When I reviewed the excellent, I had two major complaints: the price and the fact that it forced users to watch everything in .
Apple didn't lower the price (yet), but a free software update available today addresses my second concern. Now there's a setting that lets people who care -- video nerds like me, basically -- choose between always-on HDR and only-on-when-it-should-be HDR.
High dynamic range delivers the best video quality available today, and the Apple TV 4K is currently the only streamer to include both standardcapability. But it's also the only streamer that, by default, plays back everything in HDR. And I mean everything: the main menus, the app menus, the screensavers, the games and yes, all of the video from every app (including ads), regardless of its original format.
Apple's reps said the main reason for this approach is a cleaner user experience: fewer blank screens or other interruptions while the TV adjusts to a different signal.

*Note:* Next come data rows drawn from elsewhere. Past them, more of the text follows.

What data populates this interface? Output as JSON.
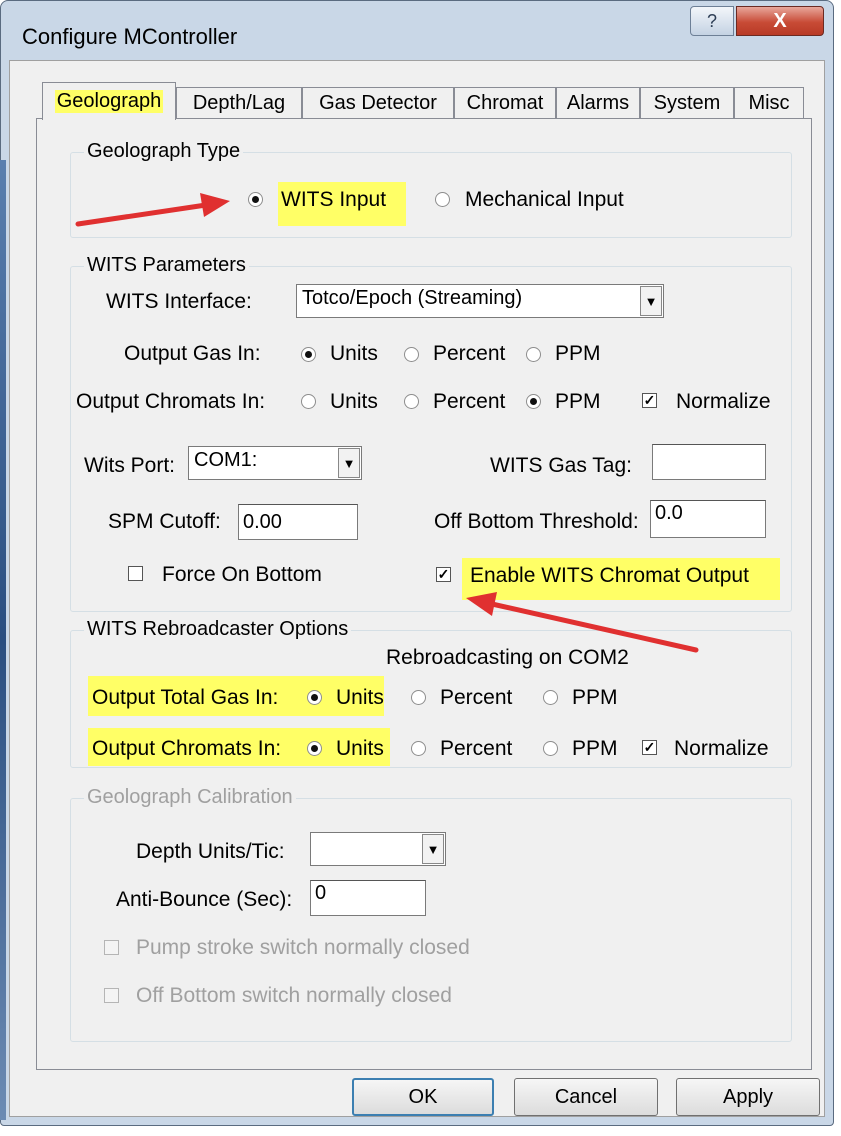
{
  "window": {
    "title": "Configure MController",
    "help_label": "?",
    "close_label": "X"
  },
  "tabs": [
    "Geolograph",
    "Depth/Lag",
    "Gas Detector",
    "Chromat",
    "Alarms",
    "System",
    "Misc"
  ],
  "geolograph_type": {
    "label": "Geolograph Type",
    "wits_input": "WITS  Input",
    "mechanical_input": "Mechanical Input",
    "selected": "WITS  Input"
  },
  "wits_parameters": {
    "label": "WITS Parameters",
    "interface_label": "WITS Interface:",
    "interface_value": "Totco/Epoch (Streaming)",
    "output_gas_label": "Output Gas In:",
    "output_chromats_label": "Output Chromats In:",
    "units": "Units",
    "percent": "Percent",
    "ppm": "PPM",
    "normalize": "Normalize",
    "wits_port_label": "Wits Port:",
    "wits_port_value": "COM1:",
    "wits_gas_tag_label": "WITS Gas Tag:",
    "wits_gas_tag_value": "",
    "spm_cutoff_label": "SPM Cutoff:",
    "spm_cutoff_value": "0.00",
    "off_bottom_threshold_label": "Off Bottom Threshold:",
    "off_bottom_threshold_value": "0.0",
    "force_on_bottom": "Force On Bottom",
    "enable_chromat_output": "Enable WITS Chromat Output"
  },
  "rebroadcaster": {
    "label": "WITS Rebroadcaster Options",
    "status": "Rebroadcasting on COM2",
    "total_gas_label": "Output Total Gas In:",
    "chromats_label": "Output Chromats In:",
    "units": "Units",
    "percent": "Percent",
    "ppm": "PPM",
    "normalize": "Normalize"
  },
  "calibration": {
    "label": "Geolograph Calibration",
    "depth_units_label": "Depth Units/Tic:",
    "depth_units_value": "",
    "anti_bounce_label": "Anti-Bounce (Sec):",
    "anti_bounce_value": "0",
    "pump_stroke": "Pump stroke switch normally closed",
    "off_bottom_switch": "Off Bottom switch normally closed"
  },
  "buttons": {
    "ok": "OK",
    "cancel": "Cancel",
    "apply": "Apply"
  },
  "colors": {
    "highlight": "#ffff66",
    "annotation_arrow": "#e03030"
  }
}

That's generally true, but the side effects of converting everything to HDR aren't worth it in my book. In my original review I complained about confusing "Dolby Vision" and "HDR" popups on many TVs, an overly-bright image, especially in menus, and the fact that some HDR-ified content looked worse. "Watching 'The Walking Dead,' 'Breaking Bad' and 'Lost' on Netflix, for example, I noticed more roiling motes of noise in skies, smoke clouds and other areas," I wrote at the time.
The software update, TVOS version 11.2, adds a setting called Match Content. It's off by default, but when you switch it on, it essentially does what it all of the competing HDR-capable streamers have done before it: pass along the original video signal without converting it to HDR. In my book, that's a good thing.
Here's what I learned in a couple hours playing with the updated box.
- To enable the new setting, go to Settings>Video and Audio>Match Content and turn both Match Dynamic Range and Match Frame Rate to On.
- With all of the TVs I tested, Match Content worked as expected: stuff in HDR was in HDR, and stuff that wasn't -- like everything from Hulu, HBO Now, and Watch ESPN, for example -- wasn't in HDR.
- The one exception was the
- By default the menus, whether within Apple TV or individual apps, are all still in HDR. And they can still be too bright, especially on TVs with very aggressive HDR settings. The difference can be jarring, especially when I jumped in and out of menus often, for example when watching shorter YouTube videos.
- There's a way to fix that too. Go to Settings>Video and Audio>Format and choose "4K SDR." With Match Content engaged, this setting will put the menus, games and other stuff into standard dynamic range (SDR), while continuing to output HDR and/or Dolby Vision video as appropriate. Win/win!
- Resist the urge to change the top-level "Enable HDR" or "Enable Dolby Vision" setting. Doing so will revert the menus, games etc back to HDR. To be clear, you don't need to enable those settings to get Dolby Vision or HDR video, as long as Match Dynamic Range is enabled.
- There's is an extra delay, typically a blank screen, as the signal goes from HDR to non-HDR, but it's just three to five seconds on the TVs I tested. That's noticeable, but short and infrequent enough, especially with the settings above, to be worth it in my book.
- With Match Frame Rate films in
- Like other 4K streamers, the Apple TV 4K still converts everything to 4K resolution.
If you're a video purist annoyed by Apple TV 4K's conversion, especially if you own a TV that looks a lot better with Dolby Vision than with HDR10, the new setting could let you finally justify buying an Apple TV.
Beyond Match Content, another item that helps Apple TV catch up to its competition is due by the end of the year:. I'll update my full Apple TV review when I get a chance to test it.
Updated December 5 with further testing and the "4K SDR" setting. Big thanks to reader Michel Lleonart for pointing out the effects of that setting.